In this Clemson flashback we take a trip back to the nineties. Today we take a look at two time All-ACC player, 1993 All-ACC tournament player, and sixth overall pick in the 1994 NBA draft, Sharone Wright.
Back in the early nineties, Wright solidified himself in Clemson history as not only one of the greatest big men, but also one of the best overall players to ever play at Clemson. Standing at 6-foot-11, the center was a force in the paint in all three of his collegiate seasons, averaging double digits in rebounds his last two seasons.
Wright was the defensive anchor for Cliff Ellis’ team. He played stellar defense and averaged 2.3 blocks a game his freshman year. By his sophomore year, Wright had improved that number to 4.1 blocks a game. By the end of his career he had led the ACC in blocks per game from 1991 to 1993, along with being third all-time in blocks per game in the ACC with 3.1. He’s still fifth overall in that category all-time in the ACC.
Wright was born in Macon, Georgia and was recruited by Clemson to come play in 1990 where he spent the next three years before entering the NBA draft in 1994. A 1994 class that was headlined by the likes of Jason Kidd, Grant Hill, Jalen Rose, Juwan Howard and Eddie Jones.
Wright was selected sixth overall by the Philadelphia 76ers. He had the opportunity to play alongside Dana Barros while there. He averaged 11.4 points per game his rookie season, earning himself All-Rookie Second Team honors.
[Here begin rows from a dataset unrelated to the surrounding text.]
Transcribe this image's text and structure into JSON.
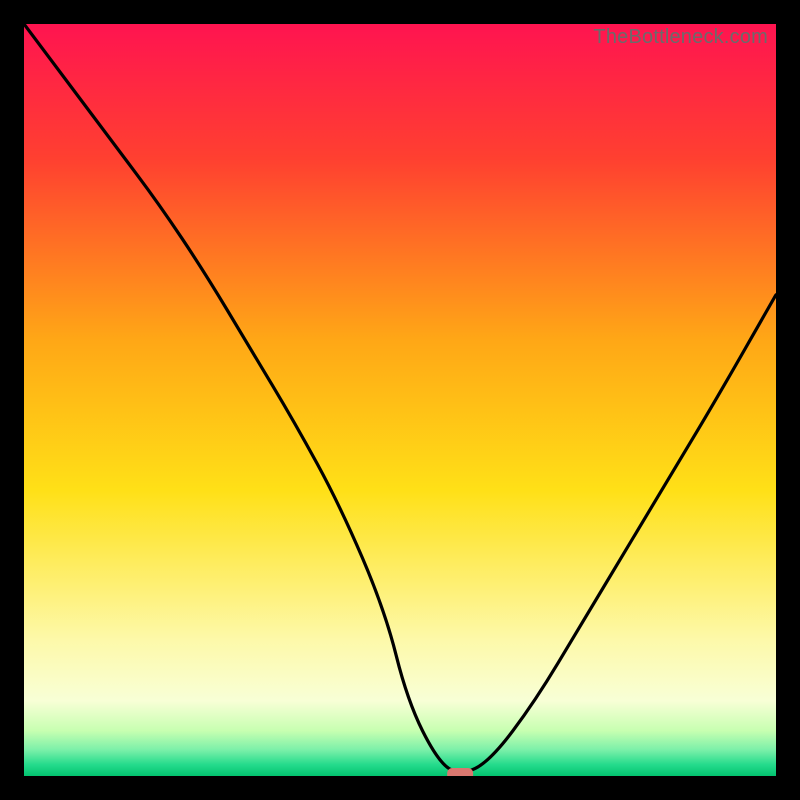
{
  "watermark": "TheBottleneck.com",
  "chart_data": {
    "type": "line",
    "title": "",
    "xlabel": "",
    "ylabel": "",
    "xlim": [
      0,
      100
    ],
    "ylim": [
      0,
      100
    ],
    "grid": false,
    "legend": false,
    "x": [
      0,
      6,
      12,
      18,
      24,
      30,
      36,
      42,
      48,
      51,
      55,
      58,
      62,
      68,
      74,
      80,
      86,
      92,
      100
    ],
    "values": [
      100,
      92,
      84,
      76,
      67,
      57,
      47,
      36,
      22,
      10,
      2,
      0,
      2,
      10,
      20,
      30,
      40,
      50,
      64
    ],
    "series_name": "bottleneck-curve",
    "min_marker": {
      "x": 58,
      "y": 0,
      "color": "#d9776f"
    },
    "gradient_stops": [
      {
        "offset": 0.0,
        "color": "#ff1450"
      },
      {
        "offset": 0.18,
        "color": "#ff4030"
      },
      {
        "offset": 0.42,
        "color": "#ffa716"
      },
      {
        "offset": 0.62,
        "color": "#ffe017"
      },
      {
        "offset": 0.82,
        "color": "#fdf9aa"
      },
      {
        "offset": 0.9,
        "color": "#f8ffd6"
      },
      {
        "offset": 0.94,
        "color": "#c7ffb1"
      },
      {
        "offset": 0.965,
        "color": "#7cf0a9"
      },
      {
        "offset": 0.985,
        "color": "#24db8c"
      },
      {
        "offset": 1.0,
        "color": "#02c36f"
      }
    ]
  }
}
He played in Philadelphia until he was traded during the 1995-96 season to the Toronto Raptors.
The 1995-96 season was the Raptors first year in the NBA and gave Wright the opportunity to play alongside rookie Damon Stoudamire and 25 year old Doug Christie. He contributed 16.5 points and 5.2 rebounds over 11 games.
Wright stayed with Toronto until the 1997-98 season, when he got into a severe car crash in Macon, Georgia. It left him with two broken arms as well as a broken collarbone.
His car skidded off the road on a rain drenched morning while on his way to speak at a basketball camp for the Boys and Girls Club in his hometown. The accident ended his NBA career.
The recovery period was long. He played only seven more games in the NBA, then went on to play professionally in Europe and even parts of Asia for almost a decade. However, he was never the same player and it was not the NBA. After his playing career concluded he went into coaching.
As for his career at Clemson, Wright will always be known by Tiger fans as a dominant rim protector, dominant on the glass, and one of the best Clemson players of all-time.